This past June Pres. Obama issued an executive order that expanded a program called Pay As You Earn so that about 3.1 million more borrowers are now eligible. The good news of this program is that it would limit your monthly federal loan payments to 10% of your discretionary income and any any remaining debt would be forgiven after 20 years.
Depending on the type of federal loans you have you might not be eligible for Pay As You Earn. Fortunately, there are two other types of income-driven repayment. They are Income-based and Income-contingent Repayment. Like Pay As You Earn these two programs are tied to your income and family size. Also like Pay As You Earn you must submit documentation every year regarding your income and family size so that your payments could go up or down accordingly.
If you were to choose Income-based Repayment you would see your payments capped at 15% of your discretionary income. With Income-contingent Repayment your payments would also be capped at 15% of your discretionary income. The major difference between these two programs is their eligibility requirements. Income-based Repayment works with only certain types of federal loans while you could have virtually any kind of federal student loan and still qualify for Income -contingent Repayment.
Note: Discretionary income is the difference between your adjusted gross income and 150% of the poverty guideline for your family size and your state of residence.
The dark side
The dark side of income-based repayment is that theoretically speaking you could borrow $500,000 to pay for a law degree or medical school and it wouldn't make any difference because you would never have to repay the entire amount. Just make your monthly payments for 20 years and whoosh! You'd see thousands of dollars of debt vanish into thin air. The other downside of this is that it could encourage graduate students to borrow even more than they currently are borrowing because, what the heck! They’ll never have to pay back all that money anyway.
Paying off those student loans
Do you know the difference between a student loan and a personal loan? It's simple. You can get rid of a personal loan by filing for bankruptcy. But not student loans. Like alimony, child support and spousal support they cannot be dismissed through a chapter 7 bankruptcy. Regardless of how much you owe on your student loans the best thing you can do is pay them off. Our federal government can get very ugly if you default on a student loan. It could be turned over to a debt collector that could garnish your wages without even taking it to court. You could see a percentage of your income tax refund seized and you could even be prohibited from getting a professional license. You could also see your debt grow because of additional interest, late fees, collection fees, court fees, attorney's fees and any other costs associated with collecting your debt.
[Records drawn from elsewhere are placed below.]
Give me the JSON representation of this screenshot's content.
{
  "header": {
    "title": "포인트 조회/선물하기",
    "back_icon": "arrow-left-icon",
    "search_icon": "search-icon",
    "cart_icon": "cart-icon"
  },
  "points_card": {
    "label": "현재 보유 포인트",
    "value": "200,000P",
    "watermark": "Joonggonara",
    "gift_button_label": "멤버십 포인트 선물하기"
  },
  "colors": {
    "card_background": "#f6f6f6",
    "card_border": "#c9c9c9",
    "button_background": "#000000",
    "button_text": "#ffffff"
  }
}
One good thing about student loan debts is that there are a variety of repayment options available. If you're in Standard 10-Year Repayment and are having a problem meeting your payments you could switch to, say, Graduated Repayment or Extended Repayment. Plus, as noted above, there are three "income-driven" programs where your payments would be tied to your discretionary income. Or you could get a Direct Federal Consolidation loan where you’d then have to make just one payment a month and it should be considerably less than the sum of the payments you are currently making. The interest on one of these loans should also be less than some of your current loans. The way it's calculated is by taking the mean average of the interest payments you’re currently making and then rounding it up to the nearest 1/8th of a percent. This would be a fixed rate loan as the interest rate would never charge and you could have as many as 30 years to repay it.